For those who couldn’t be there, here is part of the text of a speech I made on September 1st, 2017, during a giant Kiss-In, part of the Fête Arc-en-ciel de Québec (Rainbow Québec festival) in front of the Palais Montcalm concert hall, Place d’Youville in Québec City.
By Pascale Cormier
I have been active for many causes in my life, except for those that touch me the most. In Matane in the 1960s, no one had ever heard of gender identity dysphoria nor of trans-identity. I was meant to be a man, and all I could hear was: “Be a man! Fight like a man!”
I did my best, but I wasn’t cut out for that role.
Later, my high school days taught me that I’d better hide my femininity if I wanted to stay alive. That’s what it was like back in those days: being gay or transgender was to live a hidden life, in shame and fear, one that often ended in suicide.
I salute all those who had the courage to stand up and confront a hostile society with unjust laws so we could live in dignity. It’s thanks to them that I’m still alive today, and I can assume my true identity in the light of day.
In my early 30s I moved to Hull. There, my life took a strange turn. I became a translator, a trade that allowed me to earn a living without leaving home. And I met the mother of my daughter, with whom I lived for more than 13 years. We’ve been separated since, but seeing my daughter grow up and taking care of her was, and remains, the greatest joy of my existence.
She’s 20 now, and we’ve become the best of friends. When I announced my transition 5 years ago, she reacted very well. She had just one objection: she didn’t want to lose her daddy. I agreed: after all, what daughter needs two mommies?

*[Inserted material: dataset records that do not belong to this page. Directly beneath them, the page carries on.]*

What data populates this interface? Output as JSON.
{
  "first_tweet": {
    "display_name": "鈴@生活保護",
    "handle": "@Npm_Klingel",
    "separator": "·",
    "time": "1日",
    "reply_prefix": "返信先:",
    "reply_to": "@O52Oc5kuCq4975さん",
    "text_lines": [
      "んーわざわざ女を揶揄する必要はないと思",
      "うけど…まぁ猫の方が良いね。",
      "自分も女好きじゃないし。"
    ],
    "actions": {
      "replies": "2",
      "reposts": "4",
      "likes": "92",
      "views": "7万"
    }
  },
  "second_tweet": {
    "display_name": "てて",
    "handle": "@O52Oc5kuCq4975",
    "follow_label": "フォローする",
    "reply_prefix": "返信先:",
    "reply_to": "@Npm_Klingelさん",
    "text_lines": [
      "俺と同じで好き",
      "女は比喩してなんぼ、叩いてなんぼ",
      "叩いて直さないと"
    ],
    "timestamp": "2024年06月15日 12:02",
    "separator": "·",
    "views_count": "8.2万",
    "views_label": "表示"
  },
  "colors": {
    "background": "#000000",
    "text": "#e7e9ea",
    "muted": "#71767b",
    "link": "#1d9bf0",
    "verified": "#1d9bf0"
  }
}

We often shop together. We enjoy watching other customers’ heads turn when she says to me: “Well, daddy, do you like that dress?”